What is already know
Scientists have known that an infant’s growth trajectory and gut bacteria are linked to the risk of becoming overweight later in life. However, little is understood about the role of the community of fungi living in the gut, or the gut mycobiome, in host metabolism and childhood obesity.
What this research adds
Researchers analyzed the relationship between the gut mycobiome of 100 Canadian infants and their body mass index (BMI) in the first five years of life. In the first year of life, the team observed divergent maturational patterns in the gut mycobiome, with mycobiome richness being associated with both parental and infant BMI. Factors such as maternal diet and antibiotic use also modify associations between mycobiome richness pattern and early-life BMI. The researchers found that the levels of fungi such as Saccharomyces, Malassezia and Candida are greater in infants with a higher BMI.
The findings suggest that mycobiome maturation and infant growth trajectories are linked.
As childhood obesity rates continue to increase, scientists have linked an infant’s growth trajectory and gut bacteria to the risk of becoming overweight later in life.
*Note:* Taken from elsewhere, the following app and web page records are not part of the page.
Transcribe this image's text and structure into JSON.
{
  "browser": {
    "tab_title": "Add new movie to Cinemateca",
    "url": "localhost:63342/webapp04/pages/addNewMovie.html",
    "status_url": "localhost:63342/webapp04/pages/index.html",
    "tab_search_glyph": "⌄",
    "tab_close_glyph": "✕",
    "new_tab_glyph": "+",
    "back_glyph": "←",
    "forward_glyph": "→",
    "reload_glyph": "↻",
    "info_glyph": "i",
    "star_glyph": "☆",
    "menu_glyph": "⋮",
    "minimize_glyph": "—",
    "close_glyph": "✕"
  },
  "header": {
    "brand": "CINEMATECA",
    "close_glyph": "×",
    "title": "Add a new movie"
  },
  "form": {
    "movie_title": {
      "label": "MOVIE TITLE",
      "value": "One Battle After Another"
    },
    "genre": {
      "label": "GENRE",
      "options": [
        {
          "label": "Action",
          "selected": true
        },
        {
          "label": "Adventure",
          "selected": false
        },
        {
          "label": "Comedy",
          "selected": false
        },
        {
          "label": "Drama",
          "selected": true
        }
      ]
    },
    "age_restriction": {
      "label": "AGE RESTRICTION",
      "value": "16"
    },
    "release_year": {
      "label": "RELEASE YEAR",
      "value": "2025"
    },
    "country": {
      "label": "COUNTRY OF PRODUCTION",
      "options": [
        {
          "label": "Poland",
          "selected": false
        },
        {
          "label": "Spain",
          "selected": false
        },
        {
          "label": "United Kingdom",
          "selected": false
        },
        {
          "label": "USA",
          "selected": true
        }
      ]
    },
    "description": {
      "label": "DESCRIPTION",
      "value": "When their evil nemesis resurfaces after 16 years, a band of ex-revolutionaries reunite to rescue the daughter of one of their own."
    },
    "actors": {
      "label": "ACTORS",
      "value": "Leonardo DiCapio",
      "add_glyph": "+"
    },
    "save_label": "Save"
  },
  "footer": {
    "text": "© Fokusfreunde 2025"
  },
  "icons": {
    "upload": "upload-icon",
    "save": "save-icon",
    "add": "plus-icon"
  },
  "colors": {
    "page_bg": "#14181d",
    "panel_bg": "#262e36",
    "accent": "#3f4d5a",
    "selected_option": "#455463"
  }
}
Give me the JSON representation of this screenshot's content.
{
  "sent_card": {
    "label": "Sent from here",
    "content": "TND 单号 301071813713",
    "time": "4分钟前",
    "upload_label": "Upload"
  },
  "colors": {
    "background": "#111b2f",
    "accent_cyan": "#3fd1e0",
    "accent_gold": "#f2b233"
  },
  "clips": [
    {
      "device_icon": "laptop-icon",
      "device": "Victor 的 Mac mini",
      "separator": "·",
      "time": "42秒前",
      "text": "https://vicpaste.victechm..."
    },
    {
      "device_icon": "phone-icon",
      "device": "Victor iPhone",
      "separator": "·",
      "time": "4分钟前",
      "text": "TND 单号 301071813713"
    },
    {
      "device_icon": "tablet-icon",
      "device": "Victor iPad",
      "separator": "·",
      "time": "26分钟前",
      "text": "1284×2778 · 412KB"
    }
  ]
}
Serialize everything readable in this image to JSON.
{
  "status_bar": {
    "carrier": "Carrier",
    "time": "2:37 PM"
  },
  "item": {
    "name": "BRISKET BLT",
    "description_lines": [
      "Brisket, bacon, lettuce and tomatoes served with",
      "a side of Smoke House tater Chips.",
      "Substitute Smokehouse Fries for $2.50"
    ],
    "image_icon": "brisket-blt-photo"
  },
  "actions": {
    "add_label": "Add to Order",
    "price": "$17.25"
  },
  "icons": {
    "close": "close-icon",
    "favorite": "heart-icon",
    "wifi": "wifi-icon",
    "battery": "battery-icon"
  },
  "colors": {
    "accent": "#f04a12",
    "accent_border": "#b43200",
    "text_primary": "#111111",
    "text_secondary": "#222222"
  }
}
A new study suggests that the community of fungi living in the gut, or the gut mycobiome, is also associated with an infant’s body-mass index (BMI) — which can be indicative of obesity.
“Overall, our findings suggest that early-life and maternal factors may collectively influence growth dynamics in the first 5 years of life, in association with mycobiome maturational patterns and specific fungal taxa,” say the researchers, who reported their results in Cell Reports Medicine.
Although recent studies in adults have linked the gut mycobiome to obesity, little is understood about the role of gut fungi in childhood obesity. To address this question, researchers led by Marie-Claire Arrieta at the University of Calgary analyzed the relationship between the gut mycobiome of 100 Canadian infants and their body mass index z-scores (BMIz) — a measure of relative weight adjusted for child age and sex — during the first five years of life.
The researchers confirmed that at 3 months, the infant mycobiome was dominated by Candida, Malassezia and Mycosphaerella, and then shifted toward Saccharomyces dominance at one year of age.
In the first year of life, the team observed divergent maturational patterns in the gut mycobiome, with 69% of infants displaying decreased fungal richness, 28% displaying increased richness and 3% displaying no change in mycobiome richness. Similar patterns were observed for fungal diversity.
Some of the top factors associated with increased fungal richness were infant BMIz at one year, parental BMIz and bacterial diversity in the first year of life. Maternal diet and breastfeeding duration were also linked to fungal richness, the researchers found. What’s more, increasing fungal richness was associated antibiotics use from six to 12 months.
The team found several fungi associated with BMIz between one and five years of age. In particular, greater abundances of Saccharomyces at three months and Malassezia at 12 months were associated with a higher BMIz at one and five years, respectively. Greater Candida abundances at 12 months also tended to be linked to higher BMIz at three years. Instead, lower levels of Rhodotorula at 12 months were associated with a higher BMIz.
“This suggests that specific fungal genera present in the mycobiome in the first year of life are differentially associated with BMIz outcomes in early childhood,” the researchers say.
Mathematical models indicated that the association between the gut mycobiome and childhood BMIz depends on the composition of the community of bacteria in the gut.
“Our results suggest that the mycobiome’s contribution to early-life BMIz is likely influenced by the bacterial microbiome,” the researchers say. Future work should evaluate the mechanism through which the mycobiome influences growth and metabolism in early life, they add.